Aim of the exercise:
Everything in the listing must be repeated exactly, apart from the images.

Data records:
• • • • •

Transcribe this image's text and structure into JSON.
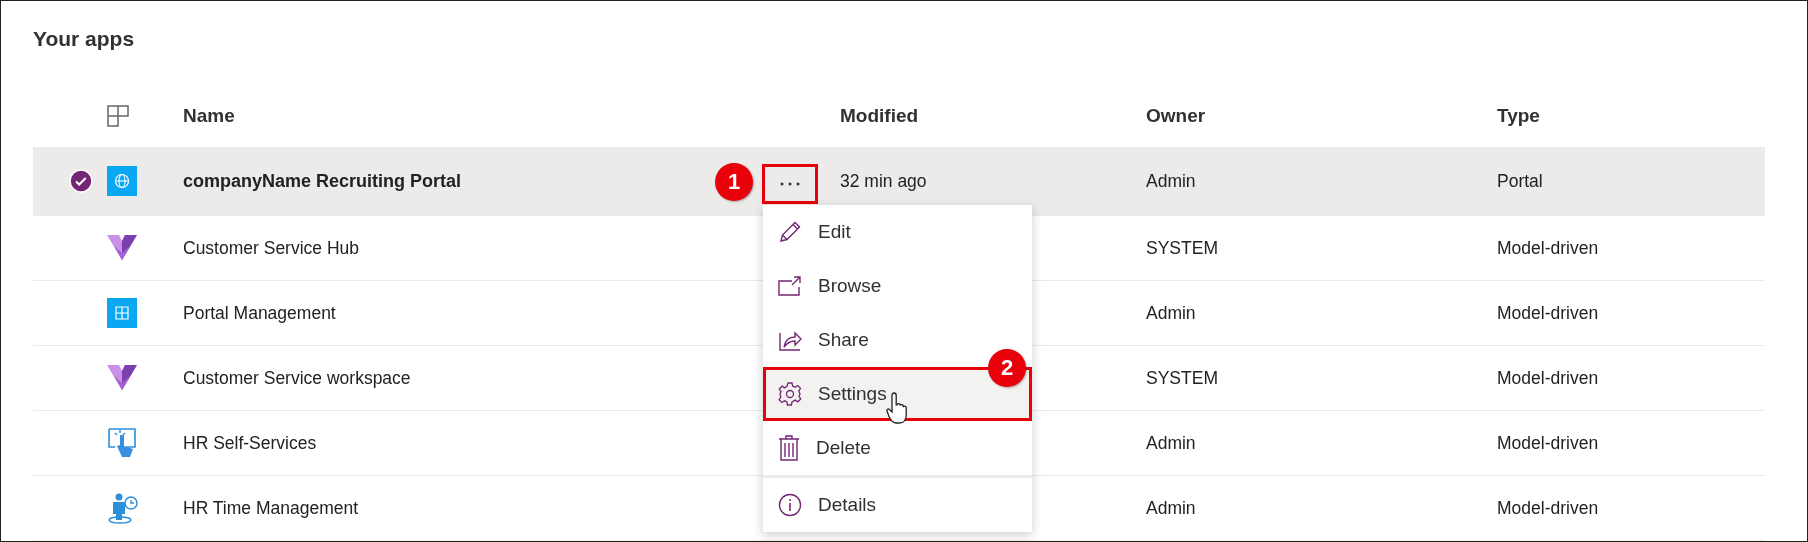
{
  "title": "Your apps",
  "columns": [
    {
      "kind": "icon"
    },
    {
      "kind": "text",
      "label": "Name"
    },
    {
      "kind": "text",
      "label": "Modified"
    },
    {
      "kind": "text",
      "label": "Owner"
    },
    {
      "kind": "text",
      "label": "Type"
    }
  ],
  "rows": [
    {
      "kind": "globe",
      "name": "companyName Recruiting Portal",
      "modified": "32 min ago",
      "owner": "Admin",
      "type": "Portal",
      "selected": true,
      "more_highlighted": true,
      "callout": "1"
    },
    {
      "kind": "heart",
      "name": "Customer Service Hub",
      "owner": "SYSTEM",
      "type": "Model-driven",
      "selected": false
    },
    {
      "kind": "grid",
      "name": "Portal Management",
      "owner": "Admin",
      "type": "Model-driven",
      "selected": false
    },
    {
      "kind": "heart",
      "name": "Customer Service workspace",
      "owner": "SYSTEM",
      "type": "Model-driven",
      "selected": false
    },
    {
      "kind": "touch",
      "name": "HR Self-Services",
      "owner": "Admin",
      "type": "Model-driven",
      "selected": false
    },
    {
      "kind": "person-clock",
      "name": "HR Time Management",
      "owner": "Admin",
      "type": "Model-driven",
      "selected": false
    }
  ],
  "menu": {
    "groups": [
      [
        {
          "kind": "pencil",
          "label": "Edit",
          "highlighted": false
        },
        {
          "kind": "open",
          "label": "Browse",
          "highlighted": false
        },
        {
          "kind": "share",
          "label": "Share",
          "highlighted": false
        },
        {
          "kind": "gear",
          "label": "Settings",
          "highlighted": true,
          "callout": "2"
        },
        {
          "kind": "trash",
          "label": "Delete",
          "highlighted": false
        }
      ],
      [
        {
          "kind": "info",
          "label": "Details",
          "highlighted": false
        }
      ]
    ]
  }
}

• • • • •

Your solution:
Transcribe this image's text and structure into JSON.
{
  "title": "Your apps",
  "columns": [
    {
      "kind": "icon"
    },
    {
      "kind": "text",
      "label": "Name"
    },
    {
      "kind": "text",
      "label": "Modified"
    },
    {
      "kind": "text",
      "label": "Owner"
    },
    {
      "kind": "text",
      "label": "Type"
    }
  ],
  "rows": [
    {
      "kind": "globe",
      "name": "companyName Recruiting Portal",
      "modified": "32 min ago",
      "owner": "Admin",
      "type": "Portal",
      "selected": true,
      "more_highlighted": true,
      "callout": "1"
    },
    {
      "kind": "heart",
      "name": "Customer Service Hub",
      "owner": "SYSTEM",
      "type": "Model-driven",
      "selected": false
    },
    {
      "kind": "grid",
      "name": "Portal Management",
      "owner": "Admin",
      "type": "Model-driven",
      "selected": false
    },
    {
      "kind": "heart",
      "name": "Customer Service workspace",
      "owner": "SYSTEM",
      "type": "Model-driven",
      "selected": false
    },
    {
      "kind": "touch",
      "name": "HR Self-Services",
      "owner": "Admin",
      "type": "Model-driven",
      "selected": false
    },
    {
      "kind": "person-clock",
      "name": "HR Time Management",
      "owner": "Admin",
      "type": "Model-driven",
      "selected": false
    }
  ],
  "menu": {
    "groups": [
      [
        {
          "kind": "pencil",
          "label": "Edit",
          "highlighted": false
        },
        {
          "kind": "open",
          "label": "Browse",
          "highlighted": false
        },
        {
          "kind": "share",
          "label": "Share",
          "highlighted": false
        },
        {
          "kind": "gear",
          "label": "Settings",
          "highlighted": true,
          "callout": "2"
        },
        {
          "kind": "trash",
          "label": "Delete",
          "highlighted": false
        }
      ],
      [
        {
          "kind": "info",
          "label": "Details",
          "highlighted": false
        }
      ]
    ]
  }
}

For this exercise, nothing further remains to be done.